Ya’ll may have heard via CNN about “Rapeplay”, a Japanese interactive video game featuring unwilling, busty young girls — which users can virtually stalk, grope, repeatedly rape, and even cajole to get an abortion. In another game, the object is to exact revenge for getting fired by finding and raping a female boss.
This and similar games, as well as their ready availability on the internet, has had many individuals and women’s rights groups up in arms, including a campaign mounted by Equality Now in May 2009.
I don’t think I need to explain how fucked up this is. Themes of rape and assault in Japan are nothing new as far as porn and hentai go. But I also wonder — is there a way to measure the impact this may be having in real life, which is what many critics voice concern over?
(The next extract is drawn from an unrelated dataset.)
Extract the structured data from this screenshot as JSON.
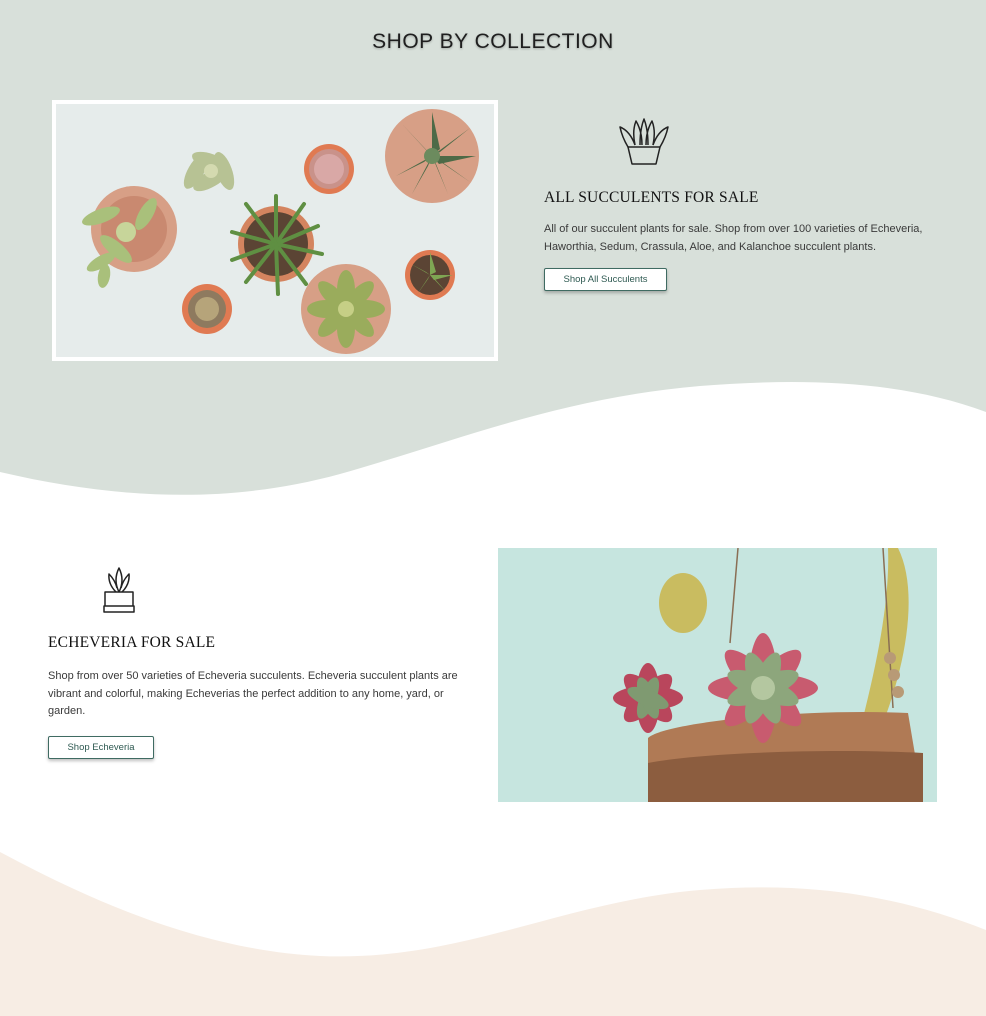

According to rape statistics per capita by country, 53 countries rank higher than Japan, including the US, Australia, and Canada. Disturbing fantasies aside, maybe Japan just does a better job of teaching its men: “Hey guys, don’t rape! Not OK!”, while countries such as the US tend to put the onus for avoiding sexual assault — as well as the blame — squarely on the victim.
However, due to the stigma associated with being a rape victim, especially in Asian countries, I’m highly skeptical of stats since they only reflect reported cases. Even in the US, the Dept of Justice estimated that only 26% of rapes or attempted rapes are reported to law enforcement officials.
Another take on the controversy can be found at gaming blog Kotaku, which has been following the issue since last spring. To summarize today’s post from Kotaku’s Senior Contributing Editor Brian Ashcraft: “RapeLay” came out in 2006, but has been out of print since Western audiences began to protest the game. In June 2009, Japan’s Ethics Organization of Computer Software held an emergency meeting, and decided to implement a self-policing policy that the manufacture and sale of rape-type games should stop.
However, there was no legislation passed (meaning they’re technically still legal), and to me it looks like implementation and effectiveness has been spotty (see CNN’s video in which these games are still easily obtained). Some manufacturers simply found a way around the policy by re-naming games with titles like “Slave Maiden’s Rape Hell” to “Young Girl’s Prison”.
According to Kotaku and Ashcraft, the games featured in the CNN report are outdated, and the angle of the story sets up Japan as a morally-absent “punching bag”, casting an typically Western, overly critical (and hypocritical) eye on Japan’s gaming options.
I know these aren’t themes that appeal to people in Japan only. Perverts abound everywhere. But there is a difference between kinky fantasies practiced by two consenting adults, and a fantasy based upon another party’s unwillingness and victimization. At the end of the day — whether these games really have an impact on people’s attitudes and behavior or not — I’m sickened and saddened that sexually assaulting someone is used as a form of entertainment or excitement. No amount of rationalizing or justification would make me feel OK with a boyfriend, a relative, or a friend plugging into this garbage.
Thanks AZN and Char Char!